By now most of us should agree that happy, healthy plants produce tight, dank buds. What makes a plant happy an healthy though? Simply put, plants that have a strong taproot rooting them deeply into the earth and connected to the web of organic sentience while absorbing energy directly from the source of life energy, the sun, have a certain vibrance which is visible to the in-tune eye. They are happy. Happiness is the first step to health.

The second step to health is nutrition. As with humans, happy plants that have a complete range of macro and micro nutrients, including all the trace elements availlable to them, are able to build strong and resilient bodies with advanced immune systems capable of fighting off parasites and diseases.

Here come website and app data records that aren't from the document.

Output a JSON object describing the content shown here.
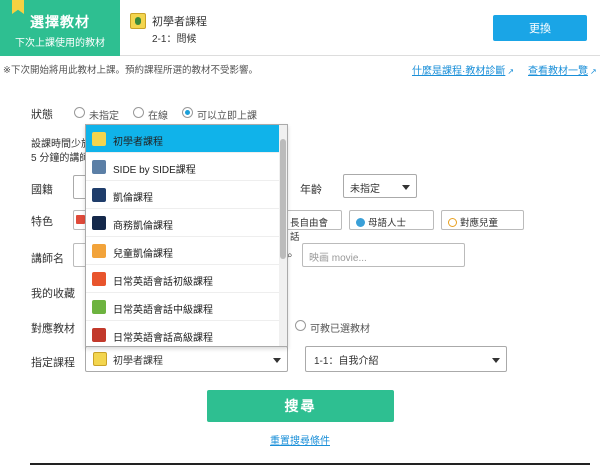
{
  "header": {
    "select_title": "選擇教材",
    "select_subtitle": "下次上課使用的教材",
    "course_name": "初學者課程",
    "course_lesson": "2-1：問候",
    "change_label": "更換"
  },
  "notice": {
    "text": "※下次開始將用此教材上課。預約課程所選的教材不受影響。",
    "link_what": "什麼是課程·教材診斷",
    "link_list": "查看教材一覽"
  },
  "form": {
    "status_label": "狀態",
    "status_options": [
      "未指定",
      "在線",
      "可以立即上課"
    ],
    "time_label_1": "設課時間少於",
    "time_label_2": "5 分鐘的講師",
    "nationality_label": "國籍",
    "age_label": "年齡",
    "age_value": "未指定",
    "feature_label": "特色",
    "feature_chips": [
      "長自由會話",
      "母語人士",
      "對應兒童"
    ],
    "teacher_name_label": "講師名",
    "movie_placeholder": "映画 movie...",
    "favorites_label": "我的收藏",
    "material_label": "對應教材",
    "material_option": "可教已選教材",
    "course_label": "指定課程",
    "course_value": "初學者課程",
    "lesson_value": "1-1：自我介紹",
    "search_label": "搜尋",
    "reset_label": "重置搜尋條件"
  },
  "dropdown": {
    "items": [
      {
        "label": "初學者課程",
        "icon": "beginner-icon",
        "color": "#f3d54e"
      },
      {
        "label": "SIDE by SIDE課程",
        "icon": "side-by-side-icon",
        "color": "#5b7fa6"
      },
      {
        "label": "凱倫課程",
        "icon": "callan-icon",
        "color": "#1f3d6b"
      },
      {
        "label": "商務凱倫課程",
        "icon": "business-callan-icon",
        "color": "#14284a"
      },
      {
        "label": "兒童凱倫課程",
        "icon": "kids-callan-icon",
        "color": "#f2a33a"
      },
      {
        "label": "日常英語會話初級課程",
        "icon": "daily-basic-icon",
        "color": "#e8542c"
      },
      {
        "label": "日常英語會話中級課程",
        "icon": "daily-intermediate-icon",
        "color": "#6db33f"
      },
      {
        "label": "日常英語會話高級課程",
        "icon": "daily-advanced-icon",
        "color": "#c2392b"
      }
    ]
  },
  "colors": {
    "accent": "#2ebf91",
    "button_blue": "#1aa5e6",
    "link": "#1a8fd8",
    "highlight": "#10b3ea"
  }
}
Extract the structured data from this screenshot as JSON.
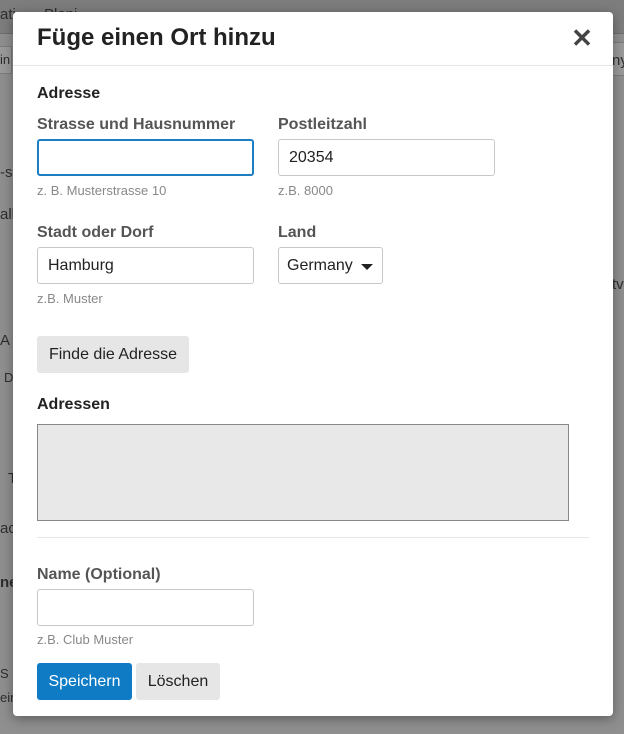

Biophilic cultivators know that the most effective way to give a plant access to the nutrition it needs, is to cultivate in living soil where the complexities of nature’s living technology, the soil food web, nurtures our plants and takes care of their every need. For some of us, this is all that we need to know to cultivate. For those who wish to gain a deeper insight though, I highly recommend following the work of Elaine Ingham and John Kempf respectively. The infographic we are discussing today was put together by John and is a beautiful synopsis of the requirements for peak plant health.

John’s Plant Health Pyramid is comprised of 4 levels with a logical break between level 2 and 3. Let’s take a closer look at the various levels:

LEVEL 1: COMPLETE PHOTOSYNTHESIS

Level 1 happy plants’ level of photosynthesis increases by 150 – 600% and the carbohydrate profile changes to be composed of a high proportion of complex carbohydrates with low levels of non-reducing sugars in the plant sap. This aids plants in developing resistance to soil-borne fungal pathogens. The plant’s critical mineral requirements to reach this stage is; magnesium, iron, manganese, nitrogen, and phosphorus.

LEVEL 2: COMPLETE PROTEIN SYNTHESIS

Plants that reach level 2 will begin converting all soluble nitrogen compounds into amino acids and proteins very efficiently. What this means is that there will be no nitrates or ammonium in the plant sap and as such, level 2 plants become resistant to insects with simple digestive systems, especially larval and sucking insects such as tomato horn worms, cabbage loopers, corn borers, corn ear-worms, aphids, leafhoppers, white flies, and thrips. Critical minerals for level 2 are magnesium, sulfur, molybdenum, and boron.

LEVEL 3: INCREASED LIPID SYNTHESIS

At level 3, plants will start absorbing most of their nutrition in the form of microbial metabolites. This highly efficient way of absorbing nutrition allows the plants to start storing surplus energy in the form of lipids (fats). The stored fats increase the plant’s resistance to all of the airborne fungal and bacterial pathogens such as downy mildew, powdery mildew, late blight, fire blight, rust, bacterial speck, and bacterial spot which land on the leaf surface because the waxes and oils on the leaf surface serve as a shield to prevent the enzymes from working.

Level 3 is where the logical break lies in the pyramid because to reach level 3, plants require a very aggressive plant microbiome in the rhizosphere to begin absorbing the majority of their nutrition in the form of microbial metabolites. It is at level 3 that we can start seeing the effects of an intact microbiome. Biophilic cultivators know that a no-till strategy with companions and cover crops is crucial to maintaining a living rhizosphere and the incumbent vigorous microbiome.

Level 4: Increased Plant Secondary Metabolite Synthesis

The plant’s immune pathways (SAR and ISR) are triggered by microbes in the plant’s microbiome and the immune system is now at peak performance. Plants develop increased resistance to the entire beetle family as well as root rot nematodes, and viruses.

The direct link between the micobiome, plant metabolic efficiency and disease resistance can be observed here and while the details are incredibly complex, the Biophilic cultivator can benefit from this complexity by adhering to a few simple principles. Good compost, high quality mineral rock dust, companions and cover crops in no-till beds with a broad spectrum microbial inoculant is a sure fire recipe for success.

The original, high resolution infographic can be downloaded here.

Till next time; May the microbiome be with you!

All credit to John Kempf from AEA.